Enough is enough, though, for Rich Miner, the co-creator of the world's most popular smartphone OS is out to talk about the issue head-on: “I think this is a bit of an overblown issue, frankly,” he said during the Massachusetts Technogloy Leadership Council this Tuesday, “Don't forget, there are 1.5 million Android phones being activated every single day. There are 900 million devices out in the market,” Miner added manning up to the widespread criticism.
In other words we have to accept that the inherent allure of the open platform is also its biggest flaw. Miner, who admittedly has more of a personal stake in the fortunes of the OS than most, nevertheless makes a good point:
“Us techies read the blogs and know what features we may be missing. I think if you asked a consumer, 'Do you feel like your phone OS needs to be updated today?' they're pretty happy with the results and the performance they're seeing. So I'm not sure it's a major issue.”
And this rings especially true with some of us – ever asked your less technically adept friends what version of Android they're running? Try it. We have, and most often they won't even know where to find that information, let alone talk you through all the features they may be missing out on. And these people make up for a significant chunk of the close to billion Android users.
Regardless, there's a second side to the coin. Namely, OEMs and carriers who are known to take forever to release the latest bug fixes and software updates, and in some cases even give up altogether. Addressing this flaw, Miner claims that Google has become far more flexible in this regard and points to the quick containment of the latest Android-wide threat.
"Clearly, in the early days of Android, there was some learning that had to be done between Google and the ecosystem—the handset OEMs. I think Google is much better, as we’ve seen with the latest security release. Google got a patch out … very quickly to the OEMs.” the co-creator said “The OEMs, sometimes they might be a little bit too conservative. But they have to make sure that those releases are verified and tested, as do the carriers. Because it’s a Verizon or an AT&T that’s getting the phone calls from customers if that release isn’t robust.”

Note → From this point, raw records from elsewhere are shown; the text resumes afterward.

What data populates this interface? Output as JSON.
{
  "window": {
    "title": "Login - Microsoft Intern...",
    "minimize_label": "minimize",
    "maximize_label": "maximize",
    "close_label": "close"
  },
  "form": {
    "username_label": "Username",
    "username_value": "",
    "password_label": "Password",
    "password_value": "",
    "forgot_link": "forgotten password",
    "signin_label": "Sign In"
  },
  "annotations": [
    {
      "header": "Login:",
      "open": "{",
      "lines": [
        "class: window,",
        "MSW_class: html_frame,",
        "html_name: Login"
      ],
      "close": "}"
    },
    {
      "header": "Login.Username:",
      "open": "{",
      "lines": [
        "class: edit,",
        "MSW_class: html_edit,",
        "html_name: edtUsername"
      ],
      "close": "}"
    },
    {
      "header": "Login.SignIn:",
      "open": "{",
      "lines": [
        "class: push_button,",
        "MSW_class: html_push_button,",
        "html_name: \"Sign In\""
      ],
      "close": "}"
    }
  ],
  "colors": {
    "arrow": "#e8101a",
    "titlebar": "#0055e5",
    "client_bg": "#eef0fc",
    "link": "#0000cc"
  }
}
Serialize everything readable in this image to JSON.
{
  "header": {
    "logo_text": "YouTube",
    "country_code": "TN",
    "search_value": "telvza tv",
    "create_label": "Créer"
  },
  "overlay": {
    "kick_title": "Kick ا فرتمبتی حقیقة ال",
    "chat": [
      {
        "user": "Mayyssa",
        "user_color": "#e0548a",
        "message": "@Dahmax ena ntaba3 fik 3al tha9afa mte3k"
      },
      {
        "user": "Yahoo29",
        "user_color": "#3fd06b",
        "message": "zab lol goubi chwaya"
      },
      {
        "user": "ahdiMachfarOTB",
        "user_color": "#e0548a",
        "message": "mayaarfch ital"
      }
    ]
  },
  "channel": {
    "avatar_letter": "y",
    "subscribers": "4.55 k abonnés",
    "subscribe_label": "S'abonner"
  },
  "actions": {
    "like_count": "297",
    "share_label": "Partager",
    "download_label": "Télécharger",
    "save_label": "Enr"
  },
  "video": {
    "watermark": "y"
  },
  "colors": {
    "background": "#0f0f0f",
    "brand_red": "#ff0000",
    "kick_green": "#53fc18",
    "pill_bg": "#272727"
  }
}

His statements are sure to hit a sensitive spot with the more involved Android crowd, and some will even go as far as condemn them as self-serving – we're sure you're going to let us know in the comment section. And us? Our gut feeling is that Miner may be correct, statistically speaking. Does that make it any less relevant? Absolutely not.